_TASK BRIEF_. Whenever a line in the records below contains "handle", pick it out.

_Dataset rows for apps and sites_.
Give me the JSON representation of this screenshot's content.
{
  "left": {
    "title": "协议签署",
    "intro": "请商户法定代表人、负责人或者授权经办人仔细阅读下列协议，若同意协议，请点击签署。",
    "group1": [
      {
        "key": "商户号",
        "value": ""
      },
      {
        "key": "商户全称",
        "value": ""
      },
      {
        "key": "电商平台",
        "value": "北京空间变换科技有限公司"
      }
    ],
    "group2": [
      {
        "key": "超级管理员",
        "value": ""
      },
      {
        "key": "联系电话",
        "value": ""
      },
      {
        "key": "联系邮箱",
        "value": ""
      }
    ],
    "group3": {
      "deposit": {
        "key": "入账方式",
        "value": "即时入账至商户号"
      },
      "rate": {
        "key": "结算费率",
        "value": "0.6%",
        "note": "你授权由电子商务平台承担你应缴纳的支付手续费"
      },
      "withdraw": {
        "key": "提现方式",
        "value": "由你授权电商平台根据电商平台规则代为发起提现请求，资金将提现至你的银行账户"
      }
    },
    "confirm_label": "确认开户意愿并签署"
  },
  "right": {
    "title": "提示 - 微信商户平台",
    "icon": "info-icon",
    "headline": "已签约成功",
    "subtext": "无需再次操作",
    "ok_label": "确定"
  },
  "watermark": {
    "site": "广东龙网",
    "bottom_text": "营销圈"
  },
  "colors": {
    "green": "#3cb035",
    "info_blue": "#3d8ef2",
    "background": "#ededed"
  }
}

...

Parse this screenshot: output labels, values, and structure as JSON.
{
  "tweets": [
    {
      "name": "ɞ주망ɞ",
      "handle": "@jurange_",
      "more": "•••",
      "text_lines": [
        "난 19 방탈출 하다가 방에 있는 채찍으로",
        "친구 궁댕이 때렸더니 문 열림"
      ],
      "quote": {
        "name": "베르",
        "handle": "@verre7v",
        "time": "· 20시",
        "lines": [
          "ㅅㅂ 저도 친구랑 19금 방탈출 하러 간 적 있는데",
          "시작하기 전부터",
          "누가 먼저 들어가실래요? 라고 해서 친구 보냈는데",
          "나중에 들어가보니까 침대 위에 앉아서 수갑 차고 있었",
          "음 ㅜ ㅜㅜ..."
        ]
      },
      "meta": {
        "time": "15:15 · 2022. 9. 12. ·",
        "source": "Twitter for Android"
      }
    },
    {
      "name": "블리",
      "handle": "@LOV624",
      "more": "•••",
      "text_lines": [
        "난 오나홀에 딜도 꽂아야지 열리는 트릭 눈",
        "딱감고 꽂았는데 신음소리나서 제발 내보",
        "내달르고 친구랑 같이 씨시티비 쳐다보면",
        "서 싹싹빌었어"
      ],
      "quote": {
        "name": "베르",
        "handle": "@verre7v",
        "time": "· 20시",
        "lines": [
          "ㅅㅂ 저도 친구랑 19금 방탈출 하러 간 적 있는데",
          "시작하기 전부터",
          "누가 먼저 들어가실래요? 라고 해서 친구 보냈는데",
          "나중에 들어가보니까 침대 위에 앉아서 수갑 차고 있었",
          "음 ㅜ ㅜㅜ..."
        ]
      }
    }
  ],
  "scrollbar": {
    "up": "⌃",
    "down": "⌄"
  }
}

_RESPONSE AREA_.
      "handle": "@jurange_",
        "handle": "@verre7v",
      "handle": "@LOV624",
        "handle": "@verre7v",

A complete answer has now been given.